Mother Butler Gold Medal - awarded by the faculty to the graduating student who has shown the greatest devotion to the ideals of Marymount
- Elizabeth Kalk of East Greenwich, RI - Bachelor of Science in Nursing
Elizabeth graduated summa cum laude with the Honors designation on her degree for completing Marymount's Honor's Program. A student leader on campus, she advised new students as a Peer Mentor Program coordinator during her senior year. She also was an officer of the Global Charity Project, which raises funds for sustainable international projects - most recently for the expansion and improvement of a home for street children in El Progreso, Honduras. In addition, Elizabeth served as a resident assistant. After graduation, she will work as a nurse at a local hospital and plans to continue her studies in the field of pastoral care or theology.
Photo 1 - Graduates set forth. Photo by Matt Dunham

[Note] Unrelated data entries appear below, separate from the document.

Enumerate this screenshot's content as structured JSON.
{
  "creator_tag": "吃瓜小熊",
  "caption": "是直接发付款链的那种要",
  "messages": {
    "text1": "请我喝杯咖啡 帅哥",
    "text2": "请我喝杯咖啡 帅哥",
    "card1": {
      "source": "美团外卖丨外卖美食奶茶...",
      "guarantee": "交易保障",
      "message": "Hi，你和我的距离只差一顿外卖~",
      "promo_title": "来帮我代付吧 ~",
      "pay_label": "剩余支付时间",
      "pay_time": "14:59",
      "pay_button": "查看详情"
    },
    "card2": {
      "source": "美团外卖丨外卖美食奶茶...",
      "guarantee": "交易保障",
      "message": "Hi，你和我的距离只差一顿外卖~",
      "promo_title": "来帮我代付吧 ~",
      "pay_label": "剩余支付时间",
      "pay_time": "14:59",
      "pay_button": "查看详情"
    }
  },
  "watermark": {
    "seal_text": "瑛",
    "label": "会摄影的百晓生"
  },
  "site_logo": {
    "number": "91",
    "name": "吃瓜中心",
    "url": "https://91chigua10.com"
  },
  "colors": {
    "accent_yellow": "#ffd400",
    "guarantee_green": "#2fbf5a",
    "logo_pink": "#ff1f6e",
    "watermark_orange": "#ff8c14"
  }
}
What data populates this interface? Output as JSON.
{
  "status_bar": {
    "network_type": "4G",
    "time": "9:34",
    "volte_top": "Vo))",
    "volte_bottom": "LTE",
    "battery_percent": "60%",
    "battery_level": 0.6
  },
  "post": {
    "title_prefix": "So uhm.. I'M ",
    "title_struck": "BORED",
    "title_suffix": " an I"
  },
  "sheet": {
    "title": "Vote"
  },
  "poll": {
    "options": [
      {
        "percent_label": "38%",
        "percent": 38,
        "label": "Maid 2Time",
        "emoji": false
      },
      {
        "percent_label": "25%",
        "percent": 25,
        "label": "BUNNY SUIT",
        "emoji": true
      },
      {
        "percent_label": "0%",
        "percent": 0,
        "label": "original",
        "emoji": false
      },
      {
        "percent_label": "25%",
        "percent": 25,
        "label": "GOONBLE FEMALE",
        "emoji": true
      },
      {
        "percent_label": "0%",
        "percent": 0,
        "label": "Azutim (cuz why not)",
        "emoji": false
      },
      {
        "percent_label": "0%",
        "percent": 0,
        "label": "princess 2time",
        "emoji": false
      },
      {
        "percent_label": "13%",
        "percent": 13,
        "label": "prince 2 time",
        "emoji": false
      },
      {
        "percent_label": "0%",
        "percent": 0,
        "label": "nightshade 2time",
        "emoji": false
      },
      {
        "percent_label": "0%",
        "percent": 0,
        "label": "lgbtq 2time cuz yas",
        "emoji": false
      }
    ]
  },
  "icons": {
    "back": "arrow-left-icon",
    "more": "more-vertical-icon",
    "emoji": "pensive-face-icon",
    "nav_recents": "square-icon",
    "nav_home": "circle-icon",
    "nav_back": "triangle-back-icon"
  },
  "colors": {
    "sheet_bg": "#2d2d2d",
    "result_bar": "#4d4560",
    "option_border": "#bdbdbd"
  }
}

Photo 2 - Marymount University President James E. Bundschuh presents diploma to Ada Cuadrado-Medina (B.A. in Graphic Design) of Alexandria, VA. Ada gave the Address for her class. She graduated magna cum laude with the Honors designation on her degree for completing Marymount's Honor's Program. Photo by Laurie Callahan

Photo 3 - Marymount President James E. Bundschuh places the doctoral hood on Norman R. Augustine. Photo by Leslie E. Kossoff

Photo 4 - President Bundschuh (right) presents Father David M. O'Connell with an honorary degree. Photo by Leslie E. Kossoff

Photo 5 - Sister Carol Keehan gives the graduate Commencement Address. Photo by Leslie E. Kossoff